We are inclined to believe that the failure of your grasses and perennials are more to be attributed to the shade of the oak, and the fibrous root system. Roots of oaks will often extend far beyond the drip line of the tree itself, and the majority of tree roots are in the upper 6 to 12 inches of the surface of the soil. Also, leaves of deciduous trees can accumulate and smother emerging plants, or promote mold and fungus diseases. Most grasses have difficulty in surviving in that environment, as well as flowering plants; the biggest disadvantage being the amount of shade cast by the mature oak. Basically, you will have to make a choice - big oaks providing shade for the property or flowering perennials? There are shade plants that can be planted under an oak, mostly low groundcovers, but even they have trouble competing.

So, back to the sappy residue you are experiencing in your yard. This sounds a whole lot like aphids, which generate a substance called honeydew, that will drip on lawns, houses, cars and people. It also can cause a sooty mold on the leaves and be very unattractive. This Colorado State University Extension article on Aphids on Shade Trees and Ornamentals will give you some information. They usually are not harmful, and you should avoid pesticides, which are more likely to kill the predators of the aphid than the aphids, themselves. 

 

More Trees Questions

Leaves dropping from a potted Mesquite
August 11, 2014 - I have a Prosopis pubescens (Screwbean Mesquite) that I purchased at a nursery in Alpine, TX just a few miles away from me. It was a in nursery style black plastic container. The mesquite is perhaps a...
view the full question and answer

Patio Privacy Screen Suggestions for Central Texas
March 17, 2013 - I have just built a patio and want to plant some small trees, bushes or shrubs to form a visual barrier (rather than to erect a fence)to the neighbors yard.
view the full question and answer

Are mountain laurel beans safe to use as rattles with small children?
September 19, 2012 - Is it safe to use the mountain laurel mescalbean pods as shakers or rattles, as long as the pods are not open and the seeds left unexposed? If a small child (very small, who has no way to open the ...
view the full question and answer

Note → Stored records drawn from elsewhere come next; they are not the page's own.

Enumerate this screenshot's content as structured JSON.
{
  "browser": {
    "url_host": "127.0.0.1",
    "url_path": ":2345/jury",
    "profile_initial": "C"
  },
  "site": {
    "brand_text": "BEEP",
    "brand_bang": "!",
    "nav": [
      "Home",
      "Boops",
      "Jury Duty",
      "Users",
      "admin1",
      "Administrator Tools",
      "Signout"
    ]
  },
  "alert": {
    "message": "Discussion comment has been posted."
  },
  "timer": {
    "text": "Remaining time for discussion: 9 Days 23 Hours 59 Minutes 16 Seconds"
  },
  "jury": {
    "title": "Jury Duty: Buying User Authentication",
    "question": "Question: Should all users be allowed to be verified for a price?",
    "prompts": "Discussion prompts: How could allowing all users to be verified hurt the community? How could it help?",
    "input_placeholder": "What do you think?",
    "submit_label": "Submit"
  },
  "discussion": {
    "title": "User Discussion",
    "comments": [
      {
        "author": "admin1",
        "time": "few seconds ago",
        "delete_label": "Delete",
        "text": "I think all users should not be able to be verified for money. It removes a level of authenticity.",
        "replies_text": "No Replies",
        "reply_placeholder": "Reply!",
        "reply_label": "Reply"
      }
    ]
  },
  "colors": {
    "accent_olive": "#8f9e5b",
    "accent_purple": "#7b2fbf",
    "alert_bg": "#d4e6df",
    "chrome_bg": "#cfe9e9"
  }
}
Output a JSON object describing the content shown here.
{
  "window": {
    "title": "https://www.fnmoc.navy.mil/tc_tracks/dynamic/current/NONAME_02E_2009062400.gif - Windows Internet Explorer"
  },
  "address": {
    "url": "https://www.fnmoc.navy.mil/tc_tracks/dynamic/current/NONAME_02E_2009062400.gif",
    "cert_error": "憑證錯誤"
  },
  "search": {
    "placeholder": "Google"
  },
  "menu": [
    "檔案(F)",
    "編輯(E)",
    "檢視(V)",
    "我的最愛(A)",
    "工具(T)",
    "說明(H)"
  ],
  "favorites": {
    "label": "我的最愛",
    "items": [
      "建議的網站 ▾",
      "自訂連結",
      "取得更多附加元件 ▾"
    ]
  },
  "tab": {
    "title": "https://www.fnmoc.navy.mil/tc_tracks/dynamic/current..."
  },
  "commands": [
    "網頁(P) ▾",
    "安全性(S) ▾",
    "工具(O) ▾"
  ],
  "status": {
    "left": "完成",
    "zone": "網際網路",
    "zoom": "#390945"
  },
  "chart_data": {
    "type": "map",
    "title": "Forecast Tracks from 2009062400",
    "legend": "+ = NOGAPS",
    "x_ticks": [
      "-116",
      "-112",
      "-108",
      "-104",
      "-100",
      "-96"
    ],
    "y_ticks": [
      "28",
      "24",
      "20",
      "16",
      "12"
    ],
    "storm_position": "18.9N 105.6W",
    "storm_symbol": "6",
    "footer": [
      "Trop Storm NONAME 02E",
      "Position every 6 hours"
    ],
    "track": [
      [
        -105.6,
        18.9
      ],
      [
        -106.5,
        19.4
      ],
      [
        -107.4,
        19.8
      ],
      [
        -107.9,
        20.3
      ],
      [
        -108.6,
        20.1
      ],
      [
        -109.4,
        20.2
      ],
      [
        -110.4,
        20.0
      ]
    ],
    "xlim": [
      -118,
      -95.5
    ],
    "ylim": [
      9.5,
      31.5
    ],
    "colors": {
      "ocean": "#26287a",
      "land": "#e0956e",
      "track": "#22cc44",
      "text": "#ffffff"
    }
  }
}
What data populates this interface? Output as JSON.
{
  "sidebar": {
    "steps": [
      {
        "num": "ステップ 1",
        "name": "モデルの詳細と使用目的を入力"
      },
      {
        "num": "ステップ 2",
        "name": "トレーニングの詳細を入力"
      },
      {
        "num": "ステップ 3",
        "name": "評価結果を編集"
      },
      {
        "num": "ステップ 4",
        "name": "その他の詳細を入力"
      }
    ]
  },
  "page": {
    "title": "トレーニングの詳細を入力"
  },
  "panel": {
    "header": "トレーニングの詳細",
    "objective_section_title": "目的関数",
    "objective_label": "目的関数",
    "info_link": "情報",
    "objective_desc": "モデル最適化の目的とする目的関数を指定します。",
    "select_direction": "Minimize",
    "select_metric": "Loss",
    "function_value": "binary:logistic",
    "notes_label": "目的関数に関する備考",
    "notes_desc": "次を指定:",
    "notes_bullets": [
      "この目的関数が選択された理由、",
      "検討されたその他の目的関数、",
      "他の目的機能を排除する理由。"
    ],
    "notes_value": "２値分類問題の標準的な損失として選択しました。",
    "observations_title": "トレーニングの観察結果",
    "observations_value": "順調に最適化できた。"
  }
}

Allelopathy of American elms from Dallas
March 24, 2013 - Are American elms at all allelopathic?
view the full question and answer

Positioning a bald cypress among cattails in Silver Spring MD
April 30, 2009 - We have a rain garden, half of which is fairly overrun with broad- and narrow-leaf cattails. We've learned to be aggressive in thinning these out 2 to 3 times during the growing season. We also have ...
view the full question and answer

Smarty Plants's Facebook profile Support the Wildflower Center by Donating Online or Becoming a Member today.

Mr. Smarty Plants wants you to be his Facebook friend. Click the Facebook icon to add yourself to Mr. Smarty Plants list of friends.
E-NEWSLETTER | BECOME A MEMBER | DONATE NOW | MEDIA | SITEMAP
© 2014 Lady Bird Johnson Wildflower Center